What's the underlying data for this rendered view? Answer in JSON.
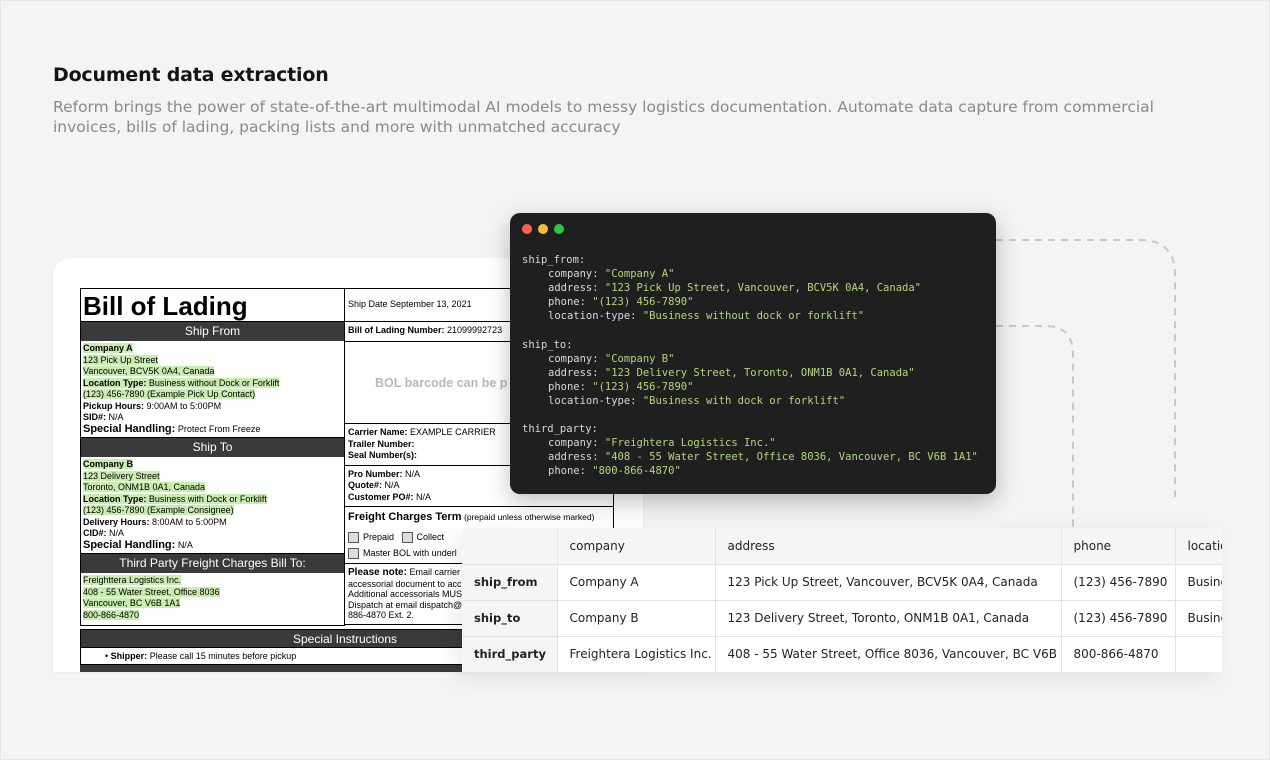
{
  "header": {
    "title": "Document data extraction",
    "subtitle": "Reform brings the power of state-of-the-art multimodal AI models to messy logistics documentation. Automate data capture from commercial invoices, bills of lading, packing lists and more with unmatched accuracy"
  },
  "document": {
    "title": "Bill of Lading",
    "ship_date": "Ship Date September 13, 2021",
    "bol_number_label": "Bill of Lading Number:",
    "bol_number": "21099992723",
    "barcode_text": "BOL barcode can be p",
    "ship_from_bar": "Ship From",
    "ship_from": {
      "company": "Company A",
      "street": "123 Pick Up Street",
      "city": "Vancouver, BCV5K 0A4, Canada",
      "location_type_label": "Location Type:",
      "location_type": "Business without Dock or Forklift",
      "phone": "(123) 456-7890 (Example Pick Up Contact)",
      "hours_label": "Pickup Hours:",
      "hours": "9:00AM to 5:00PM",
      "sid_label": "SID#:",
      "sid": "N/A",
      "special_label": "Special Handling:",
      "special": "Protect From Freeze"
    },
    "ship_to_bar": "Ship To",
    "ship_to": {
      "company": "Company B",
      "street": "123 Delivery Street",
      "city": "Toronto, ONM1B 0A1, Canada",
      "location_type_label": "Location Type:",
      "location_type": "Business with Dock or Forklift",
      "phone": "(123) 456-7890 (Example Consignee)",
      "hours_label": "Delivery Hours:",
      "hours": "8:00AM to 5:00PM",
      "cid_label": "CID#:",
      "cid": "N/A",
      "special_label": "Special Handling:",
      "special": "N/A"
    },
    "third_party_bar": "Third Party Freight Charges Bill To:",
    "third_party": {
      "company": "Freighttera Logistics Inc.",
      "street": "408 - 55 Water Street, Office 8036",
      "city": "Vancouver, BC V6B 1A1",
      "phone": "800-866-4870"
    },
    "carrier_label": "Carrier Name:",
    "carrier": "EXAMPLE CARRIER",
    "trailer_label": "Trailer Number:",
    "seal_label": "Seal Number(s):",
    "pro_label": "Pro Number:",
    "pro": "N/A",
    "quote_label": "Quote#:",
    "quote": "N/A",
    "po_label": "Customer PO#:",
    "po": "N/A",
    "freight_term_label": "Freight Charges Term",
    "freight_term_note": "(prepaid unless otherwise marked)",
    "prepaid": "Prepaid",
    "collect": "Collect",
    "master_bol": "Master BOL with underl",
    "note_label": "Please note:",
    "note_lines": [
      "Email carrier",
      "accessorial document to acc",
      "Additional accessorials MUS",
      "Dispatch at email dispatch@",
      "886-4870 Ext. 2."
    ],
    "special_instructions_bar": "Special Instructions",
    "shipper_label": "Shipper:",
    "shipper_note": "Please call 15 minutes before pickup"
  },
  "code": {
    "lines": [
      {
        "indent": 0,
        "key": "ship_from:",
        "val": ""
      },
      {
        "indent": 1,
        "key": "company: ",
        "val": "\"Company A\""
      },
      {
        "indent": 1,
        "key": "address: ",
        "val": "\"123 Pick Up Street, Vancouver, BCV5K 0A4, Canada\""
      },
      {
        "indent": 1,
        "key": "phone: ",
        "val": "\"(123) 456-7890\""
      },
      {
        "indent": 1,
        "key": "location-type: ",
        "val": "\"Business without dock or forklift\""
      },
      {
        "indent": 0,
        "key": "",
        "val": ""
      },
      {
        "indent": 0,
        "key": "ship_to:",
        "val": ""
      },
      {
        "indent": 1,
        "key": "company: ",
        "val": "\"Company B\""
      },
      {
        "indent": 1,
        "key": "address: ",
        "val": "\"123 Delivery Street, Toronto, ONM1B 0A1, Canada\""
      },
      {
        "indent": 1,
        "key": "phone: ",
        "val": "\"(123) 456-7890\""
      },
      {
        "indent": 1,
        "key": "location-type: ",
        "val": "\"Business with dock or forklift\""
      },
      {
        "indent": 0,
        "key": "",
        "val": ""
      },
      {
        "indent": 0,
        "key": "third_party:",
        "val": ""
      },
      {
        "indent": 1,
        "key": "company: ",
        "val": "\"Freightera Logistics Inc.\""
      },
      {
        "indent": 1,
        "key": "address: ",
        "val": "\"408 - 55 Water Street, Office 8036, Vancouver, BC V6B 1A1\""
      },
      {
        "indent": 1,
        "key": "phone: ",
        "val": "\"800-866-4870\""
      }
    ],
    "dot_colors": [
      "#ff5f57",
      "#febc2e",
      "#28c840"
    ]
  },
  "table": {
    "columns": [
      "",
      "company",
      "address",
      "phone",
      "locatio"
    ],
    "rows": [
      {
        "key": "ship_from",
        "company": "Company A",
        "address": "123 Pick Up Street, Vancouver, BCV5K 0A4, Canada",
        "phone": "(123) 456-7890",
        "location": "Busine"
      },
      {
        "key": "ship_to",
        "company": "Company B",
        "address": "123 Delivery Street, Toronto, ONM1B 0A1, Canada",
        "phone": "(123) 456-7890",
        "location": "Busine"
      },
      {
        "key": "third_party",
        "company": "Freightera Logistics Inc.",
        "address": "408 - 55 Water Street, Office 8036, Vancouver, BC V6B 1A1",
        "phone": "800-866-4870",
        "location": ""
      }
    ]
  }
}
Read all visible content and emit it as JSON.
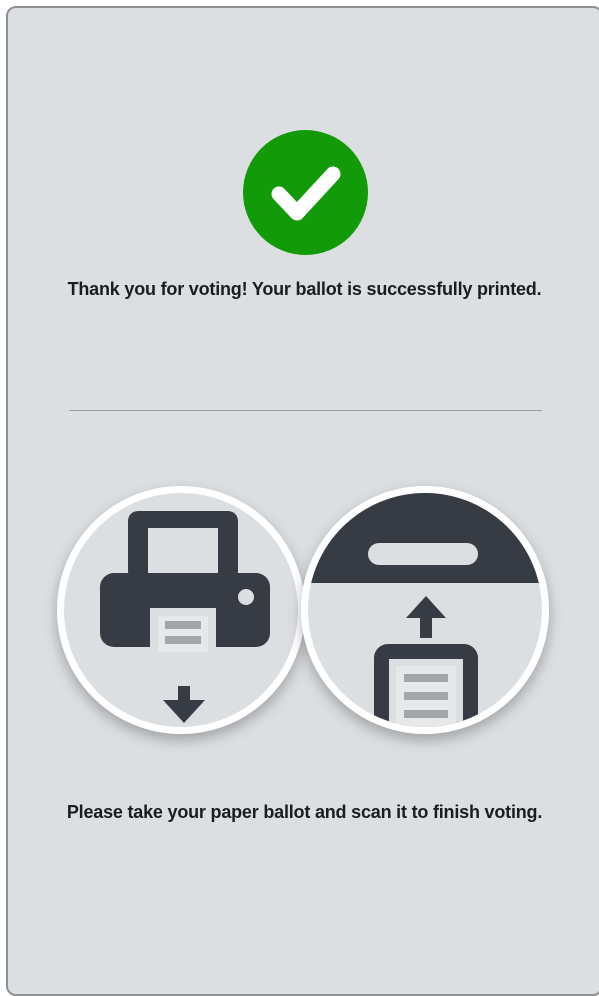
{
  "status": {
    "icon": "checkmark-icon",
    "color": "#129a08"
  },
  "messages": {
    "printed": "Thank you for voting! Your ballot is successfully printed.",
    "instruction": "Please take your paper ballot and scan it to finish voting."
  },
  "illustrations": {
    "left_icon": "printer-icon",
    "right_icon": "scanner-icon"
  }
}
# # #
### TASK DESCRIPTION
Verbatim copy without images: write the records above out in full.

### SOLUTION TO THIS TASK
What's the underlying data for this rendered view? Answer in JSON.
{
  "header": {
    "title": "Document data extraction",
    "subtitle": "Reform brings the power of state-of-the-art multimodal AI models to messy logistics documentation. Automate data capture from commercial invoices, bills of lading, packing lists and more with unmatched accuracy"
  },
  "document": {
    "title": "Bill of Lading",
    "ship_date": "Ship Date September 13, 2021",
    "bol_number_label": "Bill of Lading Number:",
    "bol_number": "21099992723",
    "barcode_text": "BOL barcode can be p",
    "ship_from_bar": "Ship From",
    "ship_from": {
      "company": "Company A",
      "street": "123 Pick Up Street",
      "city": "Vancouver, BCV5K 0A4, Canada",
      "location_type_label": "Location Type:",
      "location_type": "Business without Dock or Forklift",
      "phone": "(123) 456-7890 (Example Pick Up Contact)",
      "hours_label": "Pickup Hours:",
      "hours": "9:00AM to 5:00PM",
      "sid_label": "SID#:",
      "sid": "N/A",
      "special_label": "Special Handling:",
      "special": "Protect From Freeze"
    },
    "ship_to_bar": "Ship To",
    "ship_to": {
      "company": "Company B",
      "street": "123 Delivery Street",
      "city": "Toronto, ONM1B 0A1, Canada",
      "location_type_label": "Location Type:",
      "location_type": "Business with Dock or Forklift",
      "phone": "(123) 456-7890 (Example Consignee)",
      "hours_label": "Delivery Hours:",
      "hours": "8:00AM to 5:00PM",
      "cid_label": "CID#:",
      "cid": "N/A",
      "special_label": "Special Handling:",
      "special": "N/A"
    },
    "third_party_bar": "Third Party Freight Charges Bill To:",
    "third_party": {
      "company": "Freighttera Logistics Inc.",
      "street": "408 - 55 Water Street, Office 8036",
      "city": "Vancouver, BC V6B 1A1",
      "phone": "800-866-4870"
    },
    "carrier_label": "Carrier Name:",
    "carrier": "EXAMPLE CARRIER",
    "trailer_label": "Trailer Number:",
    "seal_label": "Seal Number(s):",
    "pro_label": "Pro Number:",
    "pro": "N/A",
    "quote_label": "Quote#:",
    "quote": "N/A",
    "po_label": "Customer PO#:",
    "po": "N/A",
    "freight_term_label": "Freight Charges Term",
    "freight_term_note": "(prepaid unless otherwise marked)",
    "prepaid": "Prepaid",
    "collect": "Collect",
    "master_bol": "Master BOL with underl",
    "note_label": "Please note:",
    "note_lines": [
      "Email carrier",
      "accessorial document to acc",
      "Additional accessorials MUS",
      "Dispatch at email dispatch@",
      "886-4870 Ext. 2."
    ],
    "special_instructions_bar": "Special Instructions",
    "shipper_label": "Shipper:",
    "shipper_note": "Please call 15 minutes before pickup"
  },
  "code": {
    "lines": [
      {
        "indent": 0,
        "key": "ship_from:",
        "val": ""
      },
      {
        "indent": 1,
        "key": "company: ",
        "val": "\"Company A\""
      },
      {
        "indent": 1,
        "key": "address: ",
        "val": "\"123 Pick Up Street, Vancouver, BCV5K 0A4, Canada\""
      },
      {
        "indent": 1,
        "key": "phone: ",
        "val": "\"(123) 456-7890\""
      },
      {
        "indent": 1,
        "key": "location-type: ",
        "val": "\"Business without dock or forklift\""
      },
      {
        "indent": 0,
        "key": "",
        "val": ""
      },
      {
        "indent": 0,
        "key": "ship_to:",
        "val": ""
      },
      {
        "indent": 1,
        "key": "company: ",
        "val": "\"Company B\""
      },
      {
        "indent": 1,
        "key": "address: ",
        "val": "\"123 Delivery Street, Toronto, ONM1B 0A1, Canada\""
      },
      {
        "indent": 1,
        "key": "phone: ",
        "val": "\"(123) 456-7890\""
      },
      {
        "indent": 1,
        "key": "location-type: ",
        "val": "\"Business with dock or forklift\""
      },
      {
        "indent": 0,
        "key": "",
        "val": ""
      },
      {
        "indent": 0,
        "key": "third_party:",
        "val": ""
      },
      {
        "indent": 1,
        "key": "company: ",
        "val": "\"Freightera Logistics Inc.\""
      },
      {
        "indent": 1,
        "key": "address: ",
        "val": "\"408 - 55 Water Street, Office 8036, Vancouver, BC V6B 1A1\""
      },
      {
        "indent": 1,
        "key": "phone: ",
        "val": "\"800-866-4870\""
      }
    ],
    "dot_colors": [
      "#ff5f57",
      "#febc2e",
      "#28c840"
    ]
  },
  "table": {
    "columns": [
      "",
      "company",
      "address",
      "phone",
      "locatio"
    ],
    "rows": [
      {
        "key": "ship_from",
        "company": "Company A",
        "address": "123 Pick Up Street, Vancouver, BCV5K 0A4, Canada",
        "phone": "(123) 456-7890",
        "location": "Busine"
      },
      {
        "key": "ship_to",
        "company": "Company B",
        "address": "123 Delivery Street, Toronto, ONM1B 0A1, Canada",
        "phone": "(123) 456-7890",
        "location": "Busine"
      },
      {
        "key": "third_party",
        "company": "Freightera Logistics Inc.",
        "address": "408 - 55 Water Street, Office 8036, Vancouver, BC V6B 1A1",
        "phone": "800-866-4870",
        "location": ""
      }
    ]
  }
}
Read all visible content and emit it as JSON.
{
  "status": {
    "icon": "checkmark-icon",
    "color": "#129a08"
  },
  "messages": {
    "printed": "Thank you for voting! Your ballot is successfully printed.",
    "instruction": "Please take your paper ballot and scan it to finish voting."
  },
  "illustrations": {
    "left_icon": "printer-icon",
    "right_icon": "scanner-icon"
  }
}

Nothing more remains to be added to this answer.